Feeding behavior is not well known, but other Batrachoseps species are sit-and-wait predators that use a projectile tongue to catch prey.
Little is known about the breeding behavior of this species.
Reproduction is terrestrial.
Breeding and egg-laying probably occurs during the rainy period from November to January.
All species of Slender Salamanders lay eggs, typically in moist places on land.
Gravid females have been found in early May.
Females in a lab laid three eggs.
Eggs in the lab hatched in 96 - 103 days.
Young develop completely in the egg and hatch fully formed.
Hatchlings were black with gold or silver flecking measuring about a half inch in length from snout to vent (12 - 13 mm).

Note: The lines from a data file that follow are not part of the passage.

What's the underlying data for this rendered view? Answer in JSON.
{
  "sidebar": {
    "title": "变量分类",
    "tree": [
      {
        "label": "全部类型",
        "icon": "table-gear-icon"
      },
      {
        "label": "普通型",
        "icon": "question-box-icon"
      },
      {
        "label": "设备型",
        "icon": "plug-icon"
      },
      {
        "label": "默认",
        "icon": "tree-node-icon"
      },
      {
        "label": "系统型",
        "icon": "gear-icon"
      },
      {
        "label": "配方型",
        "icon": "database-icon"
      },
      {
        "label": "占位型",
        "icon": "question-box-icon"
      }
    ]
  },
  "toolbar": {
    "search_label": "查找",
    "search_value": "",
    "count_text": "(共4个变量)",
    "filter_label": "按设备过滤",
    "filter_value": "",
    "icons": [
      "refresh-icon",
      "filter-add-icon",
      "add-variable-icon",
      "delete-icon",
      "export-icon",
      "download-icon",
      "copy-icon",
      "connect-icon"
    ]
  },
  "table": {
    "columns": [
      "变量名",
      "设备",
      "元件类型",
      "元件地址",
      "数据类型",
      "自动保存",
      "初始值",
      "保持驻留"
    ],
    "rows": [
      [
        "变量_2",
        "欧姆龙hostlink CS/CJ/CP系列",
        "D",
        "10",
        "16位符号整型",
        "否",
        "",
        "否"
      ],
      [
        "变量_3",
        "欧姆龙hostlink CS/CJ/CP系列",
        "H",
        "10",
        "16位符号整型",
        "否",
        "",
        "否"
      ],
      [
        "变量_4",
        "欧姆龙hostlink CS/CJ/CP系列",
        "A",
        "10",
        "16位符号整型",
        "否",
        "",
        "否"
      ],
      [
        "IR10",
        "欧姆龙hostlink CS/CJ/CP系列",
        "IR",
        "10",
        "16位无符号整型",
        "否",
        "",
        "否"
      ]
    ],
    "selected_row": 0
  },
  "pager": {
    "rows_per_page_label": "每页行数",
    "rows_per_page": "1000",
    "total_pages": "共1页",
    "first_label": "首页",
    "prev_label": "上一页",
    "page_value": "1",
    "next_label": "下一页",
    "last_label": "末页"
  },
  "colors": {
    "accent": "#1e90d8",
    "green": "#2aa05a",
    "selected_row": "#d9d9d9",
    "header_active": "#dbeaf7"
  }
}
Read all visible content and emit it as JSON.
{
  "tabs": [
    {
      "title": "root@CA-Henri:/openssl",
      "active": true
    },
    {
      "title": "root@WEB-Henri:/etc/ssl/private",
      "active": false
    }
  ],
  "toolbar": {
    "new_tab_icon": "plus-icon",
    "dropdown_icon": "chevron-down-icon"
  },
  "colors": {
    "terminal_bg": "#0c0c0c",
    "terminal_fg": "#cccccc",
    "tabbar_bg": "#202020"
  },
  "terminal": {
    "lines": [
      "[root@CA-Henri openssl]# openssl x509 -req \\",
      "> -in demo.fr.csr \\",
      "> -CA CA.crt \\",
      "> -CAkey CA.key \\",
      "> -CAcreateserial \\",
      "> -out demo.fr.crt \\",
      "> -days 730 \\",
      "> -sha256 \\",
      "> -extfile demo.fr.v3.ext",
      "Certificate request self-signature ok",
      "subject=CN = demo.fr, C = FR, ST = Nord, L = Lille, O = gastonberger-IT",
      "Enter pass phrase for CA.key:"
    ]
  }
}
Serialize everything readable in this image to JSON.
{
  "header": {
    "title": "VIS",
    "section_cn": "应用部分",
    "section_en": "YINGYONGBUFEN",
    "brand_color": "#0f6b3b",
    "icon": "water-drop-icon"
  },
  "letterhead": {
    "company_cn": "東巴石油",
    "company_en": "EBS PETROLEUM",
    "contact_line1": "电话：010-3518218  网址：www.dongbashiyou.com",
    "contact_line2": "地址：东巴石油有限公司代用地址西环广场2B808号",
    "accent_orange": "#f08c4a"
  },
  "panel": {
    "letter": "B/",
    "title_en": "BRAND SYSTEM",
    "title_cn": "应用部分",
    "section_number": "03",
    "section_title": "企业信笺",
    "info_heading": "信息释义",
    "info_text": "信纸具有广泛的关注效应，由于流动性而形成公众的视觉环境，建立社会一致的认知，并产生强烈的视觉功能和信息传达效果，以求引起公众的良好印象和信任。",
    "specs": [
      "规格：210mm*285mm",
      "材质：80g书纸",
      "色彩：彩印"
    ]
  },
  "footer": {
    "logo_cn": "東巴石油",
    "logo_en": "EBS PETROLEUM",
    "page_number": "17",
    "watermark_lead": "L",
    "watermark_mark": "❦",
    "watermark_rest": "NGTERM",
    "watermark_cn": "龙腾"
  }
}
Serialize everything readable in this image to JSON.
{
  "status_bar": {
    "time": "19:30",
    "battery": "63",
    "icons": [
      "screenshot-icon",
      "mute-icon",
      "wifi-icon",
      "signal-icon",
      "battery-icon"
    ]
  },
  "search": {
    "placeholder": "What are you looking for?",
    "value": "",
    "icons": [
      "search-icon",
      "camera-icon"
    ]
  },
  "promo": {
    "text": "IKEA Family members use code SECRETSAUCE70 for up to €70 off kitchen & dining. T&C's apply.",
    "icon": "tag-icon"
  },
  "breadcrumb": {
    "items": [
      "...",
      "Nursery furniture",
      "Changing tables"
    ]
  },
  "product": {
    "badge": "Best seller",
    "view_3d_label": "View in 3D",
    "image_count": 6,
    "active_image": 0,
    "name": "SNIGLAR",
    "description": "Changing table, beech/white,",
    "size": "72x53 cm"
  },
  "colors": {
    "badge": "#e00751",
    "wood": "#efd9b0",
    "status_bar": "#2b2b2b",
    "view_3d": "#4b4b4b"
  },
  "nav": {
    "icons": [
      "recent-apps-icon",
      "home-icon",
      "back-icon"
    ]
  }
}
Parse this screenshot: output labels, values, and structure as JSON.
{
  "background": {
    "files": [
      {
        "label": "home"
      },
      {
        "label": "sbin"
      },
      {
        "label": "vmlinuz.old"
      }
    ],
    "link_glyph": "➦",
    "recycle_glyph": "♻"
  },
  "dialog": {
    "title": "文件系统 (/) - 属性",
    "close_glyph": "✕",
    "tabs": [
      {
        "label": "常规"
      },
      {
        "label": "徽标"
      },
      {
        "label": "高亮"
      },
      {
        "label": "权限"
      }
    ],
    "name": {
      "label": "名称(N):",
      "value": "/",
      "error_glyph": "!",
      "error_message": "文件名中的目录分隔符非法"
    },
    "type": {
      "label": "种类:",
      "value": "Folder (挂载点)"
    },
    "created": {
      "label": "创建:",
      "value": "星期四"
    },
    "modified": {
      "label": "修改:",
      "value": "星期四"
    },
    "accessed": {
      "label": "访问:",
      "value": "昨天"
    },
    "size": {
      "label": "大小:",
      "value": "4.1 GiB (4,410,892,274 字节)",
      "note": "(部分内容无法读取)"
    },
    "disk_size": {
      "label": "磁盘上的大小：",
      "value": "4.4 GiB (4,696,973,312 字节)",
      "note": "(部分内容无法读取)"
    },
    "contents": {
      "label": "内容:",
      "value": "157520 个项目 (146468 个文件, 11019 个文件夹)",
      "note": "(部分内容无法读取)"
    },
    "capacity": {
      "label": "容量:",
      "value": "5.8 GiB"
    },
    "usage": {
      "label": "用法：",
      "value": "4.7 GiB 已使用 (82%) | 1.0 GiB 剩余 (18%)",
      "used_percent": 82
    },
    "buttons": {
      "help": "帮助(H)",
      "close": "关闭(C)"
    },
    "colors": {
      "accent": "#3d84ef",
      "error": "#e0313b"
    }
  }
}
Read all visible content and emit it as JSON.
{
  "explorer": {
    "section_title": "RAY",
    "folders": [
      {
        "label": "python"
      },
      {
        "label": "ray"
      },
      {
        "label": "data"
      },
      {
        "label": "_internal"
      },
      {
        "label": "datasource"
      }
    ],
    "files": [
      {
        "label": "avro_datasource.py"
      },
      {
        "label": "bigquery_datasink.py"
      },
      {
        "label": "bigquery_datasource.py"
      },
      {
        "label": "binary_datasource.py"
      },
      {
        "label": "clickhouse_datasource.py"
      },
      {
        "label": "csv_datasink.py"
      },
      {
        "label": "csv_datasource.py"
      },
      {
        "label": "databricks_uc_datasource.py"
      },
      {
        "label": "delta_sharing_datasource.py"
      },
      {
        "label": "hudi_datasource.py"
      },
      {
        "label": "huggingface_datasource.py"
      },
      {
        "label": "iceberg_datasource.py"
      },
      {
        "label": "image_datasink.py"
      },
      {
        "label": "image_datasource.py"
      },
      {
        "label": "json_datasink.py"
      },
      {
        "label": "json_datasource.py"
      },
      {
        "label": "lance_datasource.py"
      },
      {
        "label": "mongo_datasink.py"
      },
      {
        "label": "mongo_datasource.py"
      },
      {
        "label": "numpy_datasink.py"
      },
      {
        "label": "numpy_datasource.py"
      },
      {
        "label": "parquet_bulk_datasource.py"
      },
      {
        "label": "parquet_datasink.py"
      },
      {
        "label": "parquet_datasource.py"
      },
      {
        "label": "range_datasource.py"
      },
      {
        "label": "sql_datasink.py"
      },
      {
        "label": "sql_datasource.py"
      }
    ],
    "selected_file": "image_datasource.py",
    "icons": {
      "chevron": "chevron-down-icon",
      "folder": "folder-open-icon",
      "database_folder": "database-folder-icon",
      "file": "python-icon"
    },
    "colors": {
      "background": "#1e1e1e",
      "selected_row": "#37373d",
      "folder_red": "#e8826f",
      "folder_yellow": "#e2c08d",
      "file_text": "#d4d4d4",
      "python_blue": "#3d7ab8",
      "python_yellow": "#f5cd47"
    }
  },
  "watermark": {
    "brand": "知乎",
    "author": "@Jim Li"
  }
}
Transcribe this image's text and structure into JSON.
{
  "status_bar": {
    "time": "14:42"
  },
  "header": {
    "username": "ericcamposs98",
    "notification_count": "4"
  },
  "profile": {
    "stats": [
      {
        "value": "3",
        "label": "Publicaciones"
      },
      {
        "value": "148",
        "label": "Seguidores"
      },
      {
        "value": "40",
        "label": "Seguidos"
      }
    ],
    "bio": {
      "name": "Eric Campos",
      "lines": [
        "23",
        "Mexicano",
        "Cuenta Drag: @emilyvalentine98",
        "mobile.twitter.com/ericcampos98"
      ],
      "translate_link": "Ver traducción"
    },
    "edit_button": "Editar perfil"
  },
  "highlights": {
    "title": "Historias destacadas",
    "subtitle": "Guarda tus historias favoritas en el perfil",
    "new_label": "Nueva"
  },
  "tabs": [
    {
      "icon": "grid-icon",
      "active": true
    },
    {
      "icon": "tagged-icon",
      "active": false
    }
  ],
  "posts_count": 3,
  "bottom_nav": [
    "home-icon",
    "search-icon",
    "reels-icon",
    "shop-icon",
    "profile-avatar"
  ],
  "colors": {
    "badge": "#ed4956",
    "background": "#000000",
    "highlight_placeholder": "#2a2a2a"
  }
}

Found in moist habitats of pine and fir forests, and pinon pine, sagebrush, and oaks in drier habitats.
Found under logs, bark, rocks, and other debris especially near springs, seeps and outflow streams.
Geographical and Elevational Range
Endemic to California.
Occurs on the Kern Plateau of the southeastern Sierra Nevada in Kern County from 5,580 - 9,200 ft. (1,700 - 2,800 m), on the eastern slopes of the Sierra Nevada draining into the Owens Valley and Indian Wells Valley in Inyo County, at elevations of 4,690 to 8,000 ft. (1,430–2,440 m) and the Scodie Mountains in Kern County at elevations of 6,500 - 6,640 ft. (1,980 - 2,025 m).
Notes on Taxonomy
B. robustus was officially described in 2002. Specimens were first collected in 1972, but were misidentified as B. stebbensi.
DNA studies show that the more "robust" forms of Batrachoseps, B. robustus, B wrighti - Oregon Slender Salamander, and B. stebbinsi - Tehachapi Slender Salamander, are phylogenetically distant from other Batrachoseps species.
Listed as imperiled and near threatened. This is probably because its limited forested high-altitude riparian habitat makes it vulnerable to any alteration of the habitat. The populations in the Scodie mountains are small and isolated which makes them more vulnerable to habitat alteration.
Wake, D.B., K.P. Yanev, and R.W. Hansen. - 1/13/2003. "New species of slender salamander, Genus Batrachoseps, from the southern Sierra Nevada of California." 2002 Copeia 4:1016-1028.
Stebbins, Robert C., and McGinnis, Samuel M. Field Guide to Amphibians and Reptiles of California: Revised Edition (California Natural History Guides) University of California Press, 2012.
Stebbins, Robert C. California Amphibians and Reptiles. The University of California Press, 1972.
Flaxington, William C. Amphibians and Reptiles of California: Field Observations, Distribution, and Natural History. Fieldnotes Press, Anaheim, California, 2021.
Stebbins, Robert C. A Field Guide to Western Reptiles and Amphibians, 3rd Edition. Houghton Mifflin, 2003
The following conservation status listings for this animal are taken from the October 2021 California "Special Animals List" and the October 2021 "State and Federally Listed Endangered and Threatened Animals of California" list, both of which are produced by multiple agencies and available here: https://www.wildlife.ca.gov/Data/CNDDB/Plants-and-Animals. You can check the link to see if there are more recent lists.
If no status is listed here, the animal is not included on either list. This most likely indicates that there are no serious conservation concerns for the animal. To find out more about an animal's status you can go to the NatureServe and IUCN websites to check their rankings.
NatureServe Global Ranking
Vulnerable—At moderate risk of extinction due to a restricted range, relatively few populations (often 80 or fewer), recent and widespread declines, or other factors.
NatureServe State Ranking
Vulnerable in the state due to a restricted range, relatively few populations (often 80 or fewer.